Of course, only half the beach is sand. The other half is sea. Water resistance and buoyancy offer other advantages for a fitness-eager guy. Swimming is essentially about the body pushing water aside and back, which, since water has its own tension, is a form of resistance training. Olympians have the ideal, efficient technique for doing this, but in fact the amateur swimmer will consume more calories and build new muscle if he occasionally swims similar distances, particularly in the ocean, where the absence of walls to push off of and the presence of a current will make the task far harder than swimming in a pool. But the ocean is not just good for swimming. Because buoyancy essentially makes you lighter in weight, you can try things in the ocean that you can’t do on dry land.
- Inefficient breaststroke: Any break in your ability to be efficient is a bonus in a new environment. So, don't just swim—instead, swim the regular form of breaststroke, minus the legs (allow them to drag behind you). This creates a terrific chest and shoulder pump, and because you are swimming inefficiently you don’t need to swim far from your blanket area (works well in pools, too). If you're not out of breath after a few minutes, we'll be seriously shocked.

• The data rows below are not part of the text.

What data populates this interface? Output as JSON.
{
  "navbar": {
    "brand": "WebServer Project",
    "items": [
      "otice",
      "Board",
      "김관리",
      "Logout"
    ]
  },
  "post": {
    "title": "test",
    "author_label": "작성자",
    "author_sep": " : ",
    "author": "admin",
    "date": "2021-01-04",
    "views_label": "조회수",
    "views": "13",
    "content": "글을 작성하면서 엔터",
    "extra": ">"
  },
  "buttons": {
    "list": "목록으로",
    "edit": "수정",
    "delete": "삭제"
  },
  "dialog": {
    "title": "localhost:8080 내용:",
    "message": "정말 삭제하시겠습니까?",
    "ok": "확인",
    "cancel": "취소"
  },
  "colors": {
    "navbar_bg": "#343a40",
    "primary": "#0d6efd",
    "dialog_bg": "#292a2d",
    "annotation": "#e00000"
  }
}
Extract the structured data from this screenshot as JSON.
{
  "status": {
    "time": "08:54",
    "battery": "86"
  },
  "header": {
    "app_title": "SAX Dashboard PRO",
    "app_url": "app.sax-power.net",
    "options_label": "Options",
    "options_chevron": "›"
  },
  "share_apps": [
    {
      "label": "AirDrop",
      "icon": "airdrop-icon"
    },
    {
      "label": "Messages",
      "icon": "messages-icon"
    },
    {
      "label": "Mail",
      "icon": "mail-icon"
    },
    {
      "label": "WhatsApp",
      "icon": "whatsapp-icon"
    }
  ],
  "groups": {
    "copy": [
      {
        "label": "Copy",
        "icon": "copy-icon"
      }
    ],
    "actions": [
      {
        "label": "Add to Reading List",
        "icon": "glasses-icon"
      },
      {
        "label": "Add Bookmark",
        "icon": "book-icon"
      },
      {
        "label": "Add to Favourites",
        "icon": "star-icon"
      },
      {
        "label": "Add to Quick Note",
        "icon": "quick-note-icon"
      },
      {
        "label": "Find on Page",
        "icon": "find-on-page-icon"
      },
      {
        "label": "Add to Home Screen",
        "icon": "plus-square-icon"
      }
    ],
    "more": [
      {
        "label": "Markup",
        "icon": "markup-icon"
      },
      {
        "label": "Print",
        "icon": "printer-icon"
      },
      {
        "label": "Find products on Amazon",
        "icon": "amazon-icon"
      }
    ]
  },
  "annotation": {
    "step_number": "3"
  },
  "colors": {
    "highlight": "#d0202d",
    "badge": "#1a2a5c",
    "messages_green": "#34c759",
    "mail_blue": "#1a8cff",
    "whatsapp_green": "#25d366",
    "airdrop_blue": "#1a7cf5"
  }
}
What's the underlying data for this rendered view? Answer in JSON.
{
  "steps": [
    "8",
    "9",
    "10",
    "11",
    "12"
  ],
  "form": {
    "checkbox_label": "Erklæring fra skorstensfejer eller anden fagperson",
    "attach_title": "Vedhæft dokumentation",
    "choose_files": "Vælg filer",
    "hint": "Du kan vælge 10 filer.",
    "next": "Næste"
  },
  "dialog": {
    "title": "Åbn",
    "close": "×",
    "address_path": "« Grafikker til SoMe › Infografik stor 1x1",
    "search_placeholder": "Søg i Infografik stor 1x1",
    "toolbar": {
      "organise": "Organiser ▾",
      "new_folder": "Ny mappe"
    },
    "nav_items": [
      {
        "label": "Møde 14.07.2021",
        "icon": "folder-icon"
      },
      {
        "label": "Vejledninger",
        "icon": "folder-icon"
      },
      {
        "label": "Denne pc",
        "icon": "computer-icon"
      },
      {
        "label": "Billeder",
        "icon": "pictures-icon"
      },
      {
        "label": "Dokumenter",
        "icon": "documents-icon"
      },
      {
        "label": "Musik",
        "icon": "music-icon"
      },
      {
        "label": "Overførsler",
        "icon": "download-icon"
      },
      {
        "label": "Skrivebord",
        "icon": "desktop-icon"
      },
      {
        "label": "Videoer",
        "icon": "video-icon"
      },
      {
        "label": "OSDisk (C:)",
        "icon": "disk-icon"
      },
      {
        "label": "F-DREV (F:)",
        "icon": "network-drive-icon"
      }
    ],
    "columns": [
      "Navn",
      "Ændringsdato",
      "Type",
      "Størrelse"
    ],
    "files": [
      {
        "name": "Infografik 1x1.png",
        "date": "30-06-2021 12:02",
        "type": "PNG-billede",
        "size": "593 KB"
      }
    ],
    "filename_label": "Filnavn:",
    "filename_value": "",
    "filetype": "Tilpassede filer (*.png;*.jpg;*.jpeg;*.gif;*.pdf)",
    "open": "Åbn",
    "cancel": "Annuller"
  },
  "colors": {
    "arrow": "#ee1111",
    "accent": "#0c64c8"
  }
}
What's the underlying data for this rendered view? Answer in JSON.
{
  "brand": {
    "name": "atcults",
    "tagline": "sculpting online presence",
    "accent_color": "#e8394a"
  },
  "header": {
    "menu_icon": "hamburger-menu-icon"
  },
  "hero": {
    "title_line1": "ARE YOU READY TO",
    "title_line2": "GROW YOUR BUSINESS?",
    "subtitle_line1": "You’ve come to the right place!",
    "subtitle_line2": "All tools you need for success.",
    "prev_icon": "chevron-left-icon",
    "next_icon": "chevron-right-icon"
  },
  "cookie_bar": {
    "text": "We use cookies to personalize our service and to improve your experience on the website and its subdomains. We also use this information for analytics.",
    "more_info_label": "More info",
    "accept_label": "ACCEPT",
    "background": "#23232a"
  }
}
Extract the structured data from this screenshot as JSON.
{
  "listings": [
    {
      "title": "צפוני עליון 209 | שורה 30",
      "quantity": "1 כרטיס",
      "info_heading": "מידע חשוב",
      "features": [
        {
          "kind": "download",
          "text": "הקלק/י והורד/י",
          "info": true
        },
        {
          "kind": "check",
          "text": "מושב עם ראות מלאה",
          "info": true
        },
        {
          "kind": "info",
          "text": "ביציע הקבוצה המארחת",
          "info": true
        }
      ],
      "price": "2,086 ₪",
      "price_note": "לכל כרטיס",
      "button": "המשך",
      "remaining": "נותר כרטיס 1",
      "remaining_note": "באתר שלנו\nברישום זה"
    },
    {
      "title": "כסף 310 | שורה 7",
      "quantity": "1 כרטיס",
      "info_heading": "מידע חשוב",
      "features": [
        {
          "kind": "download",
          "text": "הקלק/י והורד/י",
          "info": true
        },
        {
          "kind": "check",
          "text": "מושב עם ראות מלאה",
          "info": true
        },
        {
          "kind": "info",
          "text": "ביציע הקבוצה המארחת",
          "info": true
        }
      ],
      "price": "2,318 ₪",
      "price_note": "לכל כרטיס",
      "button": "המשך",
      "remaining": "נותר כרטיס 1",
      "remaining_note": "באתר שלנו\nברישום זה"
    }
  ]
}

- Clock-hand tread: Tread water at about four feet or more of depth, but instead of a standard tread, use your feet to draw (or kick) wide circles around your head, as if your body were the second hand on a clock. Your arms will work furiously to keep your head above water and stationary in the center, while your core muscles move your torso and legs in their arc. After five rotations, shift to counter-clockwise.
- Water plyometrics: In two to three feet of water, squat down then burst up out of the water. So what if you look like the whale in the Pacific Life commercial? This is all about fun—and exercise, after you’ve done it 20 times.
- Lower backstretches: Buoyancy is your best friend in case you experience lower-back stiffness or pain. In water that is about chest level, take a deep breath then grasp your knees to your chest, cannonball style. Just float in the water for as long as you can hold your breath (you might roll face down in the water) and concentrate on relaxing the back, gluteus maximus and hamstring muscles.
1. Walk into the water barefoot and rinse off your feet
2. Hop out on your left foot, the right foot in the air
3. Put sandal or shoes on the right foot while balancing on the left
4. Walk back to the water’s edge and step the left foot in to wash off the sand (but keep the right dry)
5. Hop back to your footwear on the right foot, holding the left foot in the air as you clad it.
Do that right —and hold your abs tight throughout—and you deserve a prize. Think of alternative uses for that unspent gym fee money.
About Russ Klettke: Russ Klettke is an ACE-certified fitness trainer, nutrition author, four-time Gay Games competitor (triathlon) and business writer. He is based in Chicago, which has 29 beaches along the 26 miles of its world-famous lakefront, including the gay-friendly Kathy Osterman Beach at Hollywood Avenue.